The New Mexican Spotted Owl is one of several threatened wildlife species in the state. (nps.gov)
The New Mexican Spotted Owl is one of several threatened wildlife species in the state. (nps.gov)
March 30, 2018

ALBUQUERQUE, N.M. – Every state has a Wildlife Action Plan mandated by Congress, to protect the vulnerable species in that state – and now, they want the funding to get the job done.

Todd Leahy, acting executive director with the New Mexico Wildlife Federation, says up to a third of all species are threatened primarily from habitat loss, invasive species and disease, and further aggravated by climate change. Leahy says it's time to ramp up state-based conservation before more species become endangered.

"The bald eagle was the great example, right?” says Leahy. “It was almost once extinct and now, we've brought it back and it's all over the country, right? We have a model for this to work; the research shows that if we invest in conservation, if we make an effort, we can stop this, we can reverse this."

A new report by the National Wildlife Federation, the American Fisheries Society and The Wildlife Society shows the species at risk range from large mammals like the grizzly bear, to the tiny, rusty-patched bumblebee. In New Mexico, the state considers 200 species in urgent need of conservation assistance.

Bruce Stein is the chief scientist and associate vice president at the National Wildlife Federation and says, while there have been some great conservation successes, new threats to America's wildlife continue to push species toward extinction.

"There are many different cascading effects that increasing temperatures and changes in rainfall and precipitation are having on many species across the country, and we're beginning to see species responding and declining as a result," says Stein.

State Wildlife Action Plans create a national blueprint for what it would take to ensure continued survival of wildlife, both animals that are hunted and non-game species.

Experts say 150 U.S. species are already extinct and 500 more have not been seen in recent decades.

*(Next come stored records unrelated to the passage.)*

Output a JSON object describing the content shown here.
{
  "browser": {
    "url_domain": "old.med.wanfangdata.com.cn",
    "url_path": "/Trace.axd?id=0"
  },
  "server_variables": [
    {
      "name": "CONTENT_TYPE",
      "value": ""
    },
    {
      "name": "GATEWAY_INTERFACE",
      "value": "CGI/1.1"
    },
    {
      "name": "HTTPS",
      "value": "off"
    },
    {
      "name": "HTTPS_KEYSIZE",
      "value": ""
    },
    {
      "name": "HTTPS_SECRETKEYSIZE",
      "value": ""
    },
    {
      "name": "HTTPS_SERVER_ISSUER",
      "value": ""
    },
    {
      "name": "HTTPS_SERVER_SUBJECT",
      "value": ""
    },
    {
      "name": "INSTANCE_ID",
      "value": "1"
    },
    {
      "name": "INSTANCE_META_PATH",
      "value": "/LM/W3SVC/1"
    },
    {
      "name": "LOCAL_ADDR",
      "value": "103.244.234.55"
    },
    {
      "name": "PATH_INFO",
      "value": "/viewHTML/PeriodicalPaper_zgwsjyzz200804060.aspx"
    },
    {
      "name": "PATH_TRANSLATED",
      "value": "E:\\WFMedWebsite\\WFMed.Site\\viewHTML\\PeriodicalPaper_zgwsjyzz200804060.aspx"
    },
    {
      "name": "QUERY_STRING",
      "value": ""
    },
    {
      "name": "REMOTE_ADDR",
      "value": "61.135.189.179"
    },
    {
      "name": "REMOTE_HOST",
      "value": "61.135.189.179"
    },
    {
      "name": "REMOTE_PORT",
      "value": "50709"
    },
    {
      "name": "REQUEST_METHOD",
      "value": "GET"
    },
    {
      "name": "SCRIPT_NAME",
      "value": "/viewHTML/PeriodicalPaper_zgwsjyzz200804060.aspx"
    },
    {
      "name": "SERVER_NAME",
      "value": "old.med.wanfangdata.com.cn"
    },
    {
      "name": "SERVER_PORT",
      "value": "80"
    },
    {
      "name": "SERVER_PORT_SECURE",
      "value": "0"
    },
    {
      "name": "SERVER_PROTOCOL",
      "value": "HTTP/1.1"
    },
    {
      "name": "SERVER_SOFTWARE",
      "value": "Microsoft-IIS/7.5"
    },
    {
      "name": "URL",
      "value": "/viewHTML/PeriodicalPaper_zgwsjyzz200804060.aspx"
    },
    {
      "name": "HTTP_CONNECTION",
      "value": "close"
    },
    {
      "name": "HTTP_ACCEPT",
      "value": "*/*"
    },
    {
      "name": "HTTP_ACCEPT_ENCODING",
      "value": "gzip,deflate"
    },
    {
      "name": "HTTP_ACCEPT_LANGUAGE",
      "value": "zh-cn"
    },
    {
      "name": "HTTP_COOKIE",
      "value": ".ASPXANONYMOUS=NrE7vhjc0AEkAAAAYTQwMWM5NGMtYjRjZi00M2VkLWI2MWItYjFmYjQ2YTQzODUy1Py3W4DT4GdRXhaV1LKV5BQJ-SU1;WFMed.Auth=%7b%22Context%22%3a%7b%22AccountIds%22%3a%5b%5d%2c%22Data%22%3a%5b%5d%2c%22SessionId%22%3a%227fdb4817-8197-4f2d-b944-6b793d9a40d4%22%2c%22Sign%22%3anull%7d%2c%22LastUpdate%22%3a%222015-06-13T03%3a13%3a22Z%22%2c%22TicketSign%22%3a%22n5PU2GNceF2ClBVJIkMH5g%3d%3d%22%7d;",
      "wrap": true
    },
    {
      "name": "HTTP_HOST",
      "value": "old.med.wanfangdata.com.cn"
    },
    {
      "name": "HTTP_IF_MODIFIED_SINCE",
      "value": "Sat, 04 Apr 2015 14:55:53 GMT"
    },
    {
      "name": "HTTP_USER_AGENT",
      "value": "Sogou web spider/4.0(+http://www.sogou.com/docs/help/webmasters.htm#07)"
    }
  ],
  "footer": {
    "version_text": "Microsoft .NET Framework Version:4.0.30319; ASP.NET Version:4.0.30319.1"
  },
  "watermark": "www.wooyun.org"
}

In New Mexico, Leahy cites a positive conservation move as the re-introduction of bighorn sheep.

"Which are doing well in the state of New Mexico right now, and have been introduced,” he says. “They're nowhere near their historic range and nowhere near their historic numbers – and this could go along way toward helping those."

There is currently legislation in congress called the Recovering America's Wildlife Act that would fund state action plans not through taxpayer dollars, but with fees generated from the use of non-renewable natural resources.

Roz Brown, Public News Service - NM